Organised crime is clearly a major threat to national security. Yet, while the government recognizes this threat more generally, it remains silent on the more specific threat of the state being corrupted by criminal networks. This was captured most notoriously in crime kingpin Glenn Agliotti’s buying of political influence from former police commissioner Jackie, “my friend finished and klaar”, Selebi.
The government has identified the economic harm posed by the illicit economy as a threat to national security, as well as border management. Yet, given its claims to adhere to a human security approach to national security, it would be inappropriate for it to confine itself to a securitised response to these threats. This approach requires a mindset that thinks about these problems holistically and develops integrated responses. Illegal gold mining, for instance, is often survivalist in nature, which requires the state to address unemployment in the mining sector, instead of confining its attentions to stamping out the practice.
Furthermore, rather than simply repatriating illegal immigrants back to their countries of origin, the government should work with other countries, especially its neighbours, to address conditions that lead to mass migration. Yet instead of doing this, the government has fomented a moral panic about South Africa purportedly being under siege from outside elements, and the country’s borders being out of control.
Police violence against illegal and even legal immigrants has escalated, yet the intelligence agencies have failed to anticipate xenophobic attacks. This notable intelligence failure, coupled with a more securitised response to the immigration question, reflects the government’s on-going ambivalence about foreigners. As a result, there appears to be a reluctance to commit state resources to addressing the root problems.
One of the characteristics of groupthink is a tendency to stereotype the views of ‘out-groups’. If an ethos has taken root in the state that non-South Africans are one such ‘out-group’, then it is perhaps inevitable that intelligence group-think will refrain from keeping immigrants’ security on the intelligence radar.

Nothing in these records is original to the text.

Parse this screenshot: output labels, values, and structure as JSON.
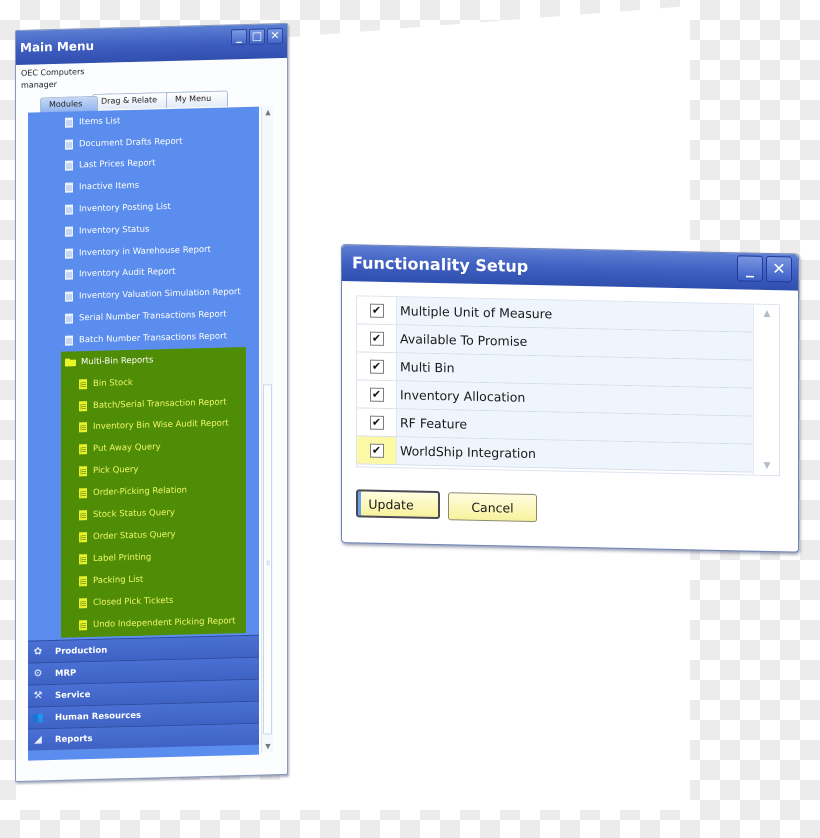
{
  "main_menu": {
    "title": "Main Menu",
    "company": "OEC Computers",
    "user": "manager",
    "window_buttons": {
      "minimize": "_",
      "maximize": "□",
      "close": "✕"
    },
    "tabs": [
      {
        "label": "Modules",
        "active": true
      },
      {
        "label": "Drag & Relate",
        "active": false
      },
      {
        "label": "My Menu",
        "active": false
      }
    ],
    "tree_items": [
      "Items List",
      "Document Drafts Report",
      "Last Prices Report",
      "Inactive Items",
      "Inventory Posting List",
      "Inventory Status",
      "Inventory in Warehouse Report",
      "Inventory Audit Report",
      "Inventory Valuation Simulation Report",
      "Serial Number Transactions Report",
      "Batch Number Transactions Report"
    ],
    "multi_bin": {
      "folder_label": "Multi-Bin Reports",
      "items": [
        "Bin Stock",
        "Batch/Serial Transaction Report",
        "Inventory Bin Wise Audit Report",
        "Put Away Query",
        "Pick Query",
        "Order-Picking Relation",
        "Stock Status Query",
        "Order Status Query",
        "Label Printing",
        "Packing List",
        "Closed Pick Tickets",
        "Undo Independent Picking Report"
      ]
    },
    "modules": [
      {
        "label": "Production",
        "icon": "gear-icon",
        "glyph": "✿"
      },
      {
        "label": "MRP",
        "icon": "mrp-icon",
        "glyph": "⚙"
      },
      {
        "label": "Service",
        "icon": "wrench-icon",
        "glyph": "⚒"
      },
      {
        "label": "Human Resources",
        "icon": "people-icon",
        "glyph": "👥"
      },
      {
        "label": "Reports",
        "icon": "chart-icon",
        "glyph": "◢"
      }
    ],
    "scroll": {
      "up": "▲",
      "down": "▼",
      "grip": "⠿"
    }
  },
  "functionality_setup": {
    "title": "Functionality Setup",
    "window_buttons": {
      "minimize": "_",
      "close": "✕"
    },
    "features": [
      {
        "label": "Multiple Unit of Measure",
        "checked": true
      },
      {
        "label": "Available To Promise",
        "checked": true
      },
      {
        "label": "Multi Bin",
        "checked": true
      },
      {
        "label": "Inventory Allocation",
        "checked": true
      },
      {
        "label": "RF Feature",
        "checked": true
      },
      {
        "label": "WorldShip Integration",
        "checked": true
      }
    ],
    "check_glyph": "✔",
    "scroll": {
      "up": "▲",
      "down": "▼"
    },
    "update_label": "Update",
    "cancel_label": "Cancel"
  }
}
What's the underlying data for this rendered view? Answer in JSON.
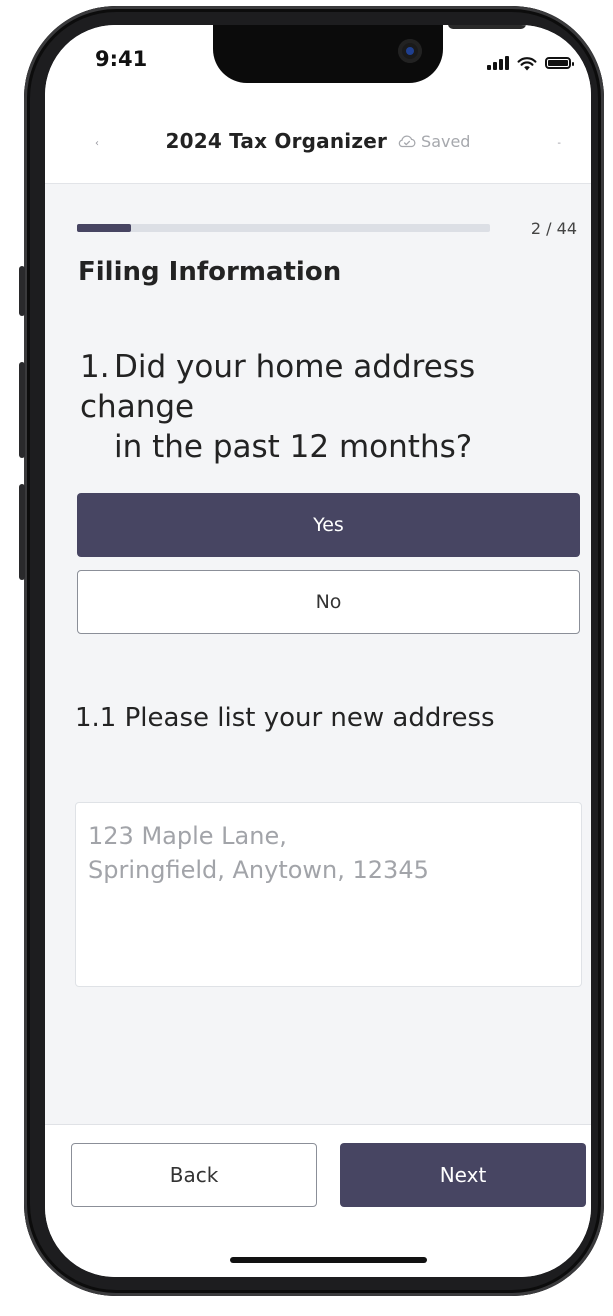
{
  "status_bar": {
    "time": "9:41"
  },
  "header": {
    "back_glyph": "‹",
    "title": "2024 Tax Organizer",
    "saved_label": "Saved",
    "saved_icon": "cloud-check-icon",
    "menu_glyph": "-"
  },
  "progress": {
    "current": 2,
    "total": 44,
    "label": "2 / 44"
  },
  "section": {
    "title": "Filing Information"
  },
  "question": {
    "number": "1.",
    "line1": "Did your home address change",
    "line2": "in the past 12 months?",
    "options": {
      "yes": "Yes",
      "no": "No"
    },
    "selected": "Yes"
  },
  "sub_question": {
    "label": "1.1 Please list your new address",
    "placeholder": "123 Maple Lane,\nSpringfield, Anytown, 12345"
  },
  "footer": {
    "back_label": "Back",
    "next_label": "Next"
  },
  "colors": {
    "accent": "#474562",
    "background": "#f4f5f7",
    "track": "#dcdfe5"
  }
}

Then there is the fact that since Marikana, protests have become recognized increasingly as national security threats, with insufficient evidence of attempts to address their underlying drivers. In a telling misreading of the Labour Relations Act, designed to criminalise the miners’ action, State Security Minister Siyabonga Cwele stated recently that “…[violent] industrial action tended to be protracted, illegal, unprotected, and disruptive to key sectors of the economy, with a new trend of the shunning of union representation and hard won established labour relations dispensation in South Africa.”
The current debate on the government’s intelligence priorities, and the perceived intelligence failure in relation to Al Shabaab, should not stop with a much-needed debate about the politics of global terrorism, and South Africa’s position in it. An assessment of how it understands threats emerging in its own backyard, suggests that while the intelligence agencies have had important successes, some of the most significant national security threats are not even acknowledged. Intelligence priorities appear to have been warped, and excessive secrecy has allowed this to happen.
Some inferences can be drawn from this picture. Those Priorities that criminalise threats to the political elite’s current accumulation strategies are becoming more prominent. Yet, there is little evidence of Priorities that aim to stamp out crony capitalism and check the creeping criminalization of the state.
It is high time that South Africans demand access to intelligence information that should be in the public domain. In the absence of this information, there is a real danger that the very state institutions tasked with protecting national security in the broadest sense may well become the greatest threat to it.